Hello again! This is the follow-up to my review for Things We Couldn’t Say and the second installment of my stop for the blog tour hosted by Colored Pages. Please see my review for the full details about the book.
Notes: Quotes are taken from the digital review copy I received, so I don’t have page numbers. The quotes may differ from the final published version. All quotes are from Gio’s narration unless otherwise stated/attributed.
“MatchUp is for hookups, Ayesha.” I sound like an overprotective brother. I would know because I went through this phase last year where I met up with some random girls every now and then for a quick hookup and even some guys, too, as an experiment to see if I was really into guys the way I started to think I was. Somehow making out with a random guy helped me figure things out, like icing on the cake.
Sometimes I wonder if things would be different if she were still here with us. I wonder if pops would drink like he does. I wonder if Theo would still need me to walk him to school every morning. I wonder a lot of things and I might not ever know the answers. And I tell myself that it’s…okay.
Dr. McCullough, she said counting or naming the states in alphabetical order and even reverse alphabetical order helps you clear your head, helps push through anxiety and panic attacks.
In my thoughts.
But I can’t shake this grief.
Suddenly I wonder if the darkness that I feel in my chest is there because I’m holding on to it rather than emptying it out. Something inside me is stirring and stirring and it feels wrong. I can’t focus on anything.
I’m so hurt and beat up about the fact that this whole time I could’ve had some sort of relationship with her, some sort of contact. Maybe I wouldn’t have needed to go through counseling with Dr. McCullough back when I was a freshman and sophomore. At least, not as often as I did. Or maybe at least her absence wouldn’t have felt as heavy. Maybe I would have the answers to all the questions written on my heart that I don’t even know to ask. Maybe the grief I experience in waves and seasons wouldn’t be as heavy as a tsunami tiding over me, completely consuming every inch of my body until I, too, am something to be grieved.
“Loss fucks you up, but it doesn’t change who you are. I have to believe that. It forces you to be brave and strong so you can hold your life together, and the lives of the people you love together—the ones who are still here.”-David
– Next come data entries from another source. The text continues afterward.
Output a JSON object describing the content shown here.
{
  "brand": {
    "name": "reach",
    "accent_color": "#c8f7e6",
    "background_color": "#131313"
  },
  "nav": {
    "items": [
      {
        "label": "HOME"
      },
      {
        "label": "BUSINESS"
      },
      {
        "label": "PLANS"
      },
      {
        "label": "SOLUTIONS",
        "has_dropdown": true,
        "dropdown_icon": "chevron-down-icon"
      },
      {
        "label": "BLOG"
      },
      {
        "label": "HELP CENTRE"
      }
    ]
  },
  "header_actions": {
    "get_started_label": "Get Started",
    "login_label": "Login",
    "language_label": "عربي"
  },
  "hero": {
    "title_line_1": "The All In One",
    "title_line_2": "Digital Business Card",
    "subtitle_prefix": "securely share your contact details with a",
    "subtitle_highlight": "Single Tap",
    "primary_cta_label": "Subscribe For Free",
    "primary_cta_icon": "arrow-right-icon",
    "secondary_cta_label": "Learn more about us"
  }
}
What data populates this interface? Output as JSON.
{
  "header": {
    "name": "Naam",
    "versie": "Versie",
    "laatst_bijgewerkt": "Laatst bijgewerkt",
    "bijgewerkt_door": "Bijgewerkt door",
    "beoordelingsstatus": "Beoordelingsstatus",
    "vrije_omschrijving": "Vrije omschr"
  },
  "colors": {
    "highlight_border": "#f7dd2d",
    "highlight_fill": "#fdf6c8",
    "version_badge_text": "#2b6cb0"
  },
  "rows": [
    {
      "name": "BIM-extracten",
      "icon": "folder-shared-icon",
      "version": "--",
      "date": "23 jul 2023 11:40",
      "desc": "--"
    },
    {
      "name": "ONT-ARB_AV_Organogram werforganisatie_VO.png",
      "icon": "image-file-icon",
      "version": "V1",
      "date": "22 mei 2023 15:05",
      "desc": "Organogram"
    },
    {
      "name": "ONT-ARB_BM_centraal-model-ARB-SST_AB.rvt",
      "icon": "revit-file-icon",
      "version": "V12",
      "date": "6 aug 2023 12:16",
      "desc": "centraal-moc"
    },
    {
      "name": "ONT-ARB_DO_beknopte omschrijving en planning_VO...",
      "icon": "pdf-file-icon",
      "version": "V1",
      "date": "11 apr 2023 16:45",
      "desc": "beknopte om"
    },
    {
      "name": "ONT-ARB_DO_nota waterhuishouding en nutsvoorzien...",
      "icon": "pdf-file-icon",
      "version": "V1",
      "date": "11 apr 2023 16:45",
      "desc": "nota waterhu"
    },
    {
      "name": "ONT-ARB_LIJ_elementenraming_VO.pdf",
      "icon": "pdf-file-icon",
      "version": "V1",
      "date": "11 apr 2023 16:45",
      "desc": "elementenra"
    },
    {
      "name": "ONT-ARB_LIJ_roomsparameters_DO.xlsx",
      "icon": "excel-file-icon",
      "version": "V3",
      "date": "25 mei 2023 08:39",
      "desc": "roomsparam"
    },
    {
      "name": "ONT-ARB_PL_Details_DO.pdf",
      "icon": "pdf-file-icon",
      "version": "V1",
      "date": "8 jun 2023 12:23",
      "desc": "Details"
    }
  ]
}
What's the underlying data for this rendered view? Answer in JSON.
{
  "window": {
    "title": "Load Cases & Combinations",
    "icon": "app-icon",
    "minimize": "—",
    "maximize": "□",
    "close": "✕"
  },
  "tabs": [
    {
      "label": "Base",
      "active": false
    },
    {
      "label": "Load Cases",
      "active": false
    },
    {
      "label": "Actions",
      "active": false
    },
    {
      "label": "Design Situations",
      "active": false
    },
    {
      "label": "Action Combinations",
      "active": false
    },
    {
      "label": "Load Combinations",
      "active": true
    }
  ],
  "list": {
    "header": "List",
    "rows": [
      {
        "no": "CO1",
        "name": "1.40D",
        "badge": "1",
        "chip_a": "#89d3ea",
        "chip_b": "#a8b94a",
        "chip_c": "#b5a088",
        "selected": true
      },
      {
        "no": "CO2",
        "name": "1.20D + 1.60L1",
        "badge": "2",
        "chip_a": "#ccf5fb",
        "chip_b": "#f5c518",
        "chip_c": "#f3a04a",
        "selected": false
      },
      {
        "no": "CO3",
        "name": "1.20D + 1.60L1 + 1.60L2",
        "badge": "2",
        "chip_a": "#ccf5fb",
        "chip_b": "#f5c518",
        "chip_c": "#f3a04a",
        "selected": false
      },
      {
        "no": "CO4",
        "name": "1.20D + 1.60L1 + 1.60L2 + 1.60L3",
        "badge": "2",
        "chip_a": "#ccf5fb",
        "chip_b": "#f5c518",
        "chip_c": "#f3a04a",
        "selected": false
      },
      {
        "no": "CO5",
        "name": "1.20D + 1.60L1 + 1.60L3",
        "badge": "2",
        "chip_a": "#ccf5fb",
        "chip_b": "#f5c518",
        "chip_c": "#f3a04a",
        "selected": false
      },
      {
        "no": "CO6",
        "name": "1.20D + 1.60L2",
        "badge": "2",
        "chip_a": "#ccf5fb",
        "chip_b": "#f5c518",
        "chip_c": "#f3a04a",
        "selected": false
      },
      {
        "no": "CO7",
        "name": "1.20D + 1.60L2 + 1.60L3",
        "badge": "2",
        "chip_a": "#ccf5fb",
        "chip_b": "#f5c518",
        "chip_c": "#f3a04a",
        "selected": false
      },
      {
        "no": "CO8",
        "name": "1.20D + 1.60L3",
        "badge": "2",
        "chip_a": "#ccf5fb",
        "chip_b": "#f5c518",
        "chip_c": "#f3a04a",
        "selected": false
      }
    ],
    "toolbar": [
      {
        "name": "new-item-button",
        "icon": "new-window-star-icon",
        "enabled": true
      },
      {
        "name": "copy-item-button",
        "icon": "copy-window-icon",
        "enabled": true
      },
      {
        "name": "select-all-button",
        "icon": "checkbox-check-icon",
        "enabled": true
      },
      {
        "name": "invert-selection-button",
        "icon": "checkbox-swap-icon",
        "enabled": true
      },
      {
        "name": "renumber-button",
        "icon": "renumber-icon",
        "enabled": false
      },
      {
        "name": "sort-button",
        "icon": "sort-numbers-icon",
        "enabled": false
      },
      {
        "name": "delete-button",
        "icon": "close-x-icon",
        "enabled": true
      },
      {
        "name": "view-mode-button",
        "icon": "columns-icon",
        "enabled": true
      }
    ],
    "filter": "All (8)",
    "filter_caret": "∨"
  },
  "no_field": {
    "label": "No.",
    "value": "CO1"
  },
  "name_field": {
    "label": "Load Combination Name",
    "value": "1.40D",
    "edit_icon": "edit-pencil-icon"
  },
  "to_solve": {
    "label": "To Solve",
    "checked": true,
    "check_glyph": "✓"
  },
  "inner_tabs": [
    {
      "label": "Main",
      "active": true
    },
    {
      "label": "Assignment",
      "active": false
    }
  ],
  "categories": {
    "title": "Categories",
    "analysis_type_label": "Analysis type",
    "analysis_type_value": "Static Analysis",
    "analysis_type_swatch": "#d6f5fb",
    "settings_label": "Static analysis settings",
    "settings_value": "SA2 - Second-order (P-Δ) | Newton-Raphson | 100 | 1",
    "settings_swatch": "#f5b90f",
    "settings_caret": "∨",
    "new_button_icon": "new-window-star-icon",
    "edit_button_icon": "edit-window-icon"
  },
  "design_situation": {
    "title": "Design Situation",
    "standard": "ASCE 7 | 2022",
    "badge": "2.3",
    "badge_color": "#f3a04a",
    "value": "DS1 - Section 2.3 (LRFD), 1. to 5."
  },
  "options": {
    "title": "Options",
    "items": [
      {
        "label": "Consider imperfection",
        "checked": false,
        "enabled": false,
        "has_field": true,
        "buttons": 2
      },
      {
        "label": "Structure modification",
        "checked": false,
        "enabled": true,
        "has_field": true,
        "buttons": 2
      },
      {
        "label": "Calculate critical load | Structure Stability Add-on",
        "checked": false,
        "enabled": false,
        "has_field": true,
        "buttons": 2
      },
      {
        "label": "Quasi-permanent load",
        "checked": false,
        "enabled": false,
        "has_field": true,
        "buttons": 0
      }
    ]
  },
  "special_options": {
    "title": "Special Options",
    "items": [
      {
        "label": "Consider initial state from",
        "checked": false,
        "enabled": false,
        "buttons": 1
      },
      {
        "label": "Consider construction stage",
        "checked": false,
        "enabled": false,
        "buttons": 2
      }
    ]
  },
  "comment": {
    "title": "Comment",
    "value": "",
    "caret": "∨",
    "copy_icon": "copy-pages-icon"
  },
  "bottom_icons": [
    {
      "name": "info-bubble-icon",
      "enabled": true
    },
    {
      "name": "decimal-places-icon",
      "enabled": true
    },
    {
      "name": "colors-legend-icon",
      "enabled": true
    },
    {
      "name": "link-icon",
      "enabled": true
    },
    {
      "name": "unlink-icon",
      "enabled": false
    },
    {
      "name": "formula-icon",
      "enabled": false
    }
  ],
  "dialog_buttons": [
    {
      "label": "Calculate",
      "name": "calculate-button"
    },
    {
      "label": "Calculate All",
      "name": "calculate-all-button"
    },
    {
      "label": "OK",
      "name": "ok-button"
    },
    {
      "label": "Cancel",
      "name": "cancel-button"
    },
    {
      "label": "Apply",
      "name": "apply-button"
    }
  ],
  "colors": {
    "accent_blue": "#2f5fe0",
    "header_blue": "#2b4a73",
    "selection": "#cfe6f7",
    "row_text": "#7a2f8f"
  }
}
This boy is such a mystery, but I can’t help but feel like I’m on top of the world when I’m near him. I can’t help but feel every butterfly in a fifty-mile radius flutter in my stomach. I don’t take my eyes off him—I can’t.
“The biggest lie the world tells you is that you have to have everything figured out. You don’t. That’s part of the journey of life—figuring out the different layers of you. And when you’re ready to share those layers, you deserve to be able to do that. But you don’t have to do it till that time comes.”-Jackie, Gio’s mother
On top of everything else, I’m terrified David will see right through the different layers of me. He won’t see this soft, nice, somewhat shy boy, but instead and ugly fucking disaster.
That’s the thing about grief: it’s a sneaky little devil that creeps up on you and catches you off guard. It pops up when you’re not prepared and takes shapes that you least expect.